The role of literacy in the journey of a ‘citizen’ as simply someone born into the marked geography of the state, to becoming an active and participatory one is unarguably critical.
In a world where the written word is pivotal to its functioning, literacy is a starting step in gaining knowledge so as to participate meaningfully in governance systems, access entitlements, fracture discriminatory power structures as much as for entertainment or choosing careers.
In this sense, literacy and education are inalienable rights to fully engage with the plethora of spaces that the outside world consists of. Moreover, its articulation as a right remains deficient if it is age and gender specific. With this perspective towards the linkages of literacy and citizenship, Nirantar recently organised the National Thematic Consultation on Adult Literacy in the Contemporary context of Skill Building and Digitisation.
The mission of the consultation was to discuss with various stakeholders in the field the future of adult literacy given a context wherein the primary programme for addressing adult literacy, ‘Sakshar Bharat’ is approaching closure.
This is also a time where skilling, digitising and building livelihoods are being prioritised as routes to empowerment as almost substitutes to basic literacy.
While the thematic consultation included panels on understanding the convergences between literacy and skilling, livelihoods and digitisation, this piece seeks to, in particular, reflect on the discussions within the panel on adult literacy and citizenship.
The session on Citizenship began with panelists reflecting on their organisations’ adult literacy programmes and how these have contributed in strengthening the ability of women to participate more effectively in various aspects of public life.
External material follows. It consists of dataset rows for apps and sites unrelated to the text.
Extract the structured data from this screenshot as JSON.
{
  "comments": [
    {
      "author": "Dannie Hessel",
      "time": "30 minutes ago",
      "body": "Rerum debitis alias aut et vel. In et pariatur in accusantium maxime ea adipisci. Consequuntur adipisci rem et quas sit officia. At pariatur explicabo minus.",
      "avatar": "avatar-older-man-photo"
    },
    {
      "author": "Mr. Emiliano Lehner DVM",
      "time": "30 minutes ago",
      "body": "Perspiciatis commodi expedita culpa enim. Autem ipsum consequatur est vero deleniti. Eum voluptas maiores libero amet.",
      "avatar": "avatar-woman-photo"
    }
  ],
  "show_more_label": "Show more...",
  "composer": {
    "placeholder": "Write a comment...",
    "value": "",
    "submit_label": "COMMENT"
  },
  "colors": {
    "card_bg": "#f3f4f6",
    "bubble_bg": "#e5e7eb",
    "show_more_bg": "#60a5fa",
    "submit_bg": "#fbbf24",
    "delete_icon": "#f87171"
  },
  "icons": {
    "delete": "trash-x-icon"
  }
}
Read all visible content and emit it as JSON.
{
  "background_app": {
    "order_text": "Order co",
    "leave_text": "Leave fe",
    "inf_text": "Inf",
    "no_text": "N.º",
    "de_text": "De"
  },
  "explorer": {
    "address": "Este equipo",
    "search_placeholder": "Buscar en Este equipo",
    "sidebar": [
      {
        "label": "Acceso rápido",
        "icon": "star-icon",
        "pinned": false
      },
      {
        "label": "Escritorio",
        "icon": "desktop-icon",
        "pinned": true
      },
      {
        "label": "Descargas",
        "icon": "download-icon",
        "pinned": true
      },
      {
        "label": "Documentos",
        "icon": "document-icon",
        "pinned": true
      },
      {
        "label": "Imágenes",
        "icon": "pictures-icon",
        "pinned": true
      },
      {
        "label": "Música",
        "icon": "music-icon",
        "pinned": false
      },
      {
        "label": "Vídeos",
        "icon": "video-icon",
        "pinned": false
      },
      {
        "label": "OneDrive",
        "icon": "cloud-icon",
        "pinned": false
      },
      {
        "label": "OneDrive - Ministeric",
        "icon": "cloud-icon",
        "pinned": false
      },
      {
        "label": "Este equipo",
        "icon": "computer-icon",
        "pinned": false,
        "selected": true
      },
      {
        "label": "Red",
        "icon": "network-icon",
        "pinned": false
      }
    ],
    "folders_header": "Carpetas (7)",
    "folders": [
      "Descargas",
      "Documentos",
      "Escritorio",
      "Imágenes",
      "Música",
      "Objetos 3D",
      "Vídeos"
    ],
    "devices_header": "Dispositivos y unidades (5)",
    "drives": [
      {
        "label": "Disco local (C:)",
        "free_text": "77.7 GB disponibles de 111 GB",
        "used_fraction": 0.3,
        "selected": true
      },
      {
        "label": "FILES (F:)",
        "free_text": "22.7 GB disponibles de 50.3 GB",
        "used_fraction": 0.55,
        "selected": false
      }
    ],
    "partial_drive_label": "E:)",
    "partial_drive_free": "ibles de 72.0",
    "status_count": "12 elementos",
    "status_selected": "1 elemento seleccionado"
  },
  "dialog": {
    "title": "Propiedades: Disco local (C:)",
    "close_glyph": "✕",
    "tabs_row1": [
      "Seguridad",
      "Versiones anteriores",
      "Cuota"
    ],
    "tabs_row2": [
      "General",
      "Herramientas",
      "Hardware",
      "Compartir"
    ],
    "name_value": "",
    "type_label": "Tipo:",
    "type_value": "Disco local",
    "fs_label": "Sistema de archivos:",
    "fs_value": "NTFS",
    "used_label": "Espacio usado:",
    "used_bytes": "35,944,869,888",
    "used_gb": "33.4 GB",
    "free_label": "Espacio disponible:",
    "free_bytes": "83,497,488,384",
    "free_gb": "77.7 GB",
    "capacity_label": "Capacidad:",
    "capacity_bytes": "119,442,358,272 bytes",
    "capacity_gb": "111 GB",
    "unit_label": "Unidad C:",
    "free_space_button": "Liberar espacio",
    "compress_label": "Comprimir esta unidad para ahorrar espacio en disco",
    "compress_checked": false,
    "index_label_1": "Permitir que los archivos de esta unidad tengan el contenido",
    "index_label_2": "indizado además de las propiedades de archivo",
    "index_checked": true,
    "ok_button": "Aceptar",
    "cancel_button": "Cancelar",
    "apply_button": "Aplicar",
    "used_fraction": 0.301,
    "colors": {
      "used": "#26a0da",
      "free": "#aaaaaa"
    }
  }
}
Panelists spoke about how during their experiences in the field, they have witnessed a development in women’s confidence, in their willingness to access banking institutions and SHG’s, take up employment as NREGA mates, write records of sales, purchases and transactions, read job cards and bank pass books and become increasingly self-reliant.
It was iterated that the written word acquires new meanings for women who are in leadership positions, in panchayats, running federations or are managing large livelihood initiatives.
While one aspect of the panel considered the aforementioned lived experiences of women, the other dealt with opening up certain questions with regards to the concept of citizenship itself. The panel brought forth the perspective that citizenship, while is crucially linked to public space participation is not limited to merely that. It was discussed that the spaces of the public and private, especially in women’s context, are equally significant while addressing the question of accessing citizenship rights. The chair of the session, Malini Ghose, asserted that,
Citizenship is not only linked to the ability to head to banks, access services etc. but is also about power structures of gender within the home; and so the issue of the domestic within citizenship requires to be raised.
Alongside widening the scope of citizenship, the session also raised the issue of, to put it bluntly, ‘who is shaping the development agenda?’ Is it citizens who belong to marginalised communities that shape the agenda for themselves in terms of the rights and services they wish to exist for them? It was argued that the power to shape the agenda must lie with communities and education is an important tool towards this materialising this reality.
Working with non or semi-literate women makes one realise the truth in the statement above for it is often asked, rather innocently yet resolutely, “what can we do if even after having eyes, we are blind while seeing the world outside. Because we cannot read and write, we do not know which bus to get into to go to the next village, we cannot read information or newspapers and so much more”.
The written word is crucial to the way that knowledge systems have been structured in the world we live in, and as citizens, in order to shape agendas for the well-being of individuals by marginalised communities themselves, literacy, becomes a necessary pre-requisite in gaining power to influence public and private structures and systems. Additionally, it was discussed that this deserves to be highlighted and prioritised much more than it has been in the recent past, given that we are still at a stage in the development of the nation wherein the population comprises of 287 million adults who still cannot read and write.
Following this some important concerns that were flagged which included talks of a scanty education budget that signals the lack of state interest in the subject, and a call to funding agencies to start viewing, the linkages between citizenship and adult literacy with more gravity. Altogether, the session was extremely helpful in setting the tone for the consultation, for sharing with a larger audience the contributions that an adult literacy programme has made to the lives of women it has worked with and in opening up the concept of citizenship itself.
Note: If you are interested in knowing more about this session or other sessions at the National Thematic Consultation on Adult Literacy in the Contemporary context of Skill Building and Digitisation 2017, then you can email us at email@example.com as we will soon be coming out with a recommendation document, which has emerged from discussions with various stakeholders, NGOs and individuals at this consultation.